Dealing with a legacy IT system and a legacy corporate culture With the average adult male spending an average of 29 hours a week watching television (women spend 34 hours), it has been said that many adults feel closer to the people they watch on television than to their own family and friends. I am a news junkie, and Colin Powell has been a fixture on my television set for well over 15 years. I have seen him at home. He has been in my hotel rooms--even following me into cruise ship cabins and airport lounges. I have seen his speeches, attended press conferences

Time to Rethink BANT
June 1, 2005

By Russell Kern It's called lead generation, not purchase order generation, for a reason. On returning from this year's DMA Direct Marketing to Business conference in Orlando, Fla., I was surprised to have heard that B-to-B direct marketers still struggle with the results from their lead generation campaigns. At the trade show, I heard many conversations about how sales managers are complaining to direct marketing managers that their campaigns are not generating enough qualified leads. Worse, sales seems to be increasing its criticism of marketing for not knowing how to do its job. What sales seems to be asking direct marketers is: Why can't

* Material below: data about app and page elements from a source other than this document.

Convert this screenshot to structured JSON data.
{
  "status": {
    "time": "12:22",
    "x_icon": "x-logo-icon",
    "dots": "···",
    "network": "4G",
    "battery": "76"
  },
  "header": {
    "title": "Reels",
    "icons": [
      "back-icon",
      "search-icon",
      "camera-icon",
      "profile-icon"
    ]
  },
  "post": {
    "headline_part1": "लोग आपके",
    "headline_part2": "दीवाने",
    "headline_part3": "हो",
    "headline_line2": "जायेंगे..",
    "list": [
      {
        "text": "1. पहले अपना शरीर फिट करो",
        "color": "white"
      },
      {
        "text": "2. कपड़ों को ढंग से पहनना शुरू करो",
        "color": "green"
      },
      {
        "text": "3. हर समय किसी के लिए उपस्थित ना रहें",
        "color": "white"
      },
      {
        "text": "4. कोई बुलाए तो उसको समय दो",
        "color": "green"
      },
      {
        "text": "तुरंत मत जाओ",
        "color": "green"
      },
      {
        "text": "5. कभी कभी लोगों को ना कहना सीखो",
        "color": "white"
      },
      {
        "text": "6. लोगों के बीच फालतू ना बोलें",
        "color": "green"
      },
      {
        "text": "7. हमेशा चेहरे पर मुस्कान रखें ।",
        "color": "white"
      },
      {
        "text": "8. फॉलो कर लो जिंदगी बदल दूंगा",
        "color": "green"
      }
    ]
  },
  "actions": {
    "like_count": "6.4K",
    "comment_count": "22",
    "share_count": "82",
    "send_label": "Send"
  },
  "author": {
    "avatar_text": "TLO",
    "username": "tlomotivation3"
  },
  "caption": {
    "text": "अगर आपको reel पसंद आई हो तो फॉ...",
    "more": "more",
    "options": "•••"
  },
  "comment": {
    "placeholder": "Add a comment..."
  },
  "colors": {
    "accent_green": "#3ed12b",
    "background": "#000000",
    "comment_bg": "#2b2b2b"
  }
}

Market Focus - New Movers
May 1, 2005

At one point or another, everyone is a new mover. Whether it's striking out on your own from the family home and into that first apartment, or moving up to a single-family residence with your spouse and new baby, or trading in that empty nest for a chic condo in a warmer climate—it's not often that you find a life-stage event that touches so many consumers' lives. Every month—in fact every week—there are new movers packing up boxes in one locale, only to put down roots in another, be it two blocks away or on the other coast of the United States.

Production Ways to Go Green
May 1, 2005

By Tracy A. Gill The Earth needs it, your customers want it, corporate responsibility demands it, and your bottom line will thank you for it. When it comes to recycling, we aren't doing all that bad by the environment. According to the American Forest and Paper Association (AF&PA), in 2003 (the last year for which data is available), the United States' paper recovery rate hit an all-time high: 50.3 percent, or 339 pounds of paper for every man, woman and child in this country. That's up 69 percent from 1990 and 3.4 percent from 2002. But, when it comes to the type of environmental

Fix It, or You're Fired!
April 1, 2005

By Russell Kern Advertising agencies and marketing managers typically are held accountable for creating brand awareness and improving how the world perceives a company, its products and services. Most advertisers know brand building takes time, and that they may wait years to see a return on their investment. Direct marketers do not live in this world of wait-and-see. A week or two after a mail campaign drops, it's either deemed successful or unsuccessful. If the campaign isn't working, it should be fixed immediately. To accomplish this, however, B-to-B marketers must know how to quickly solve four common and costly problems: Problem No. 1: Inability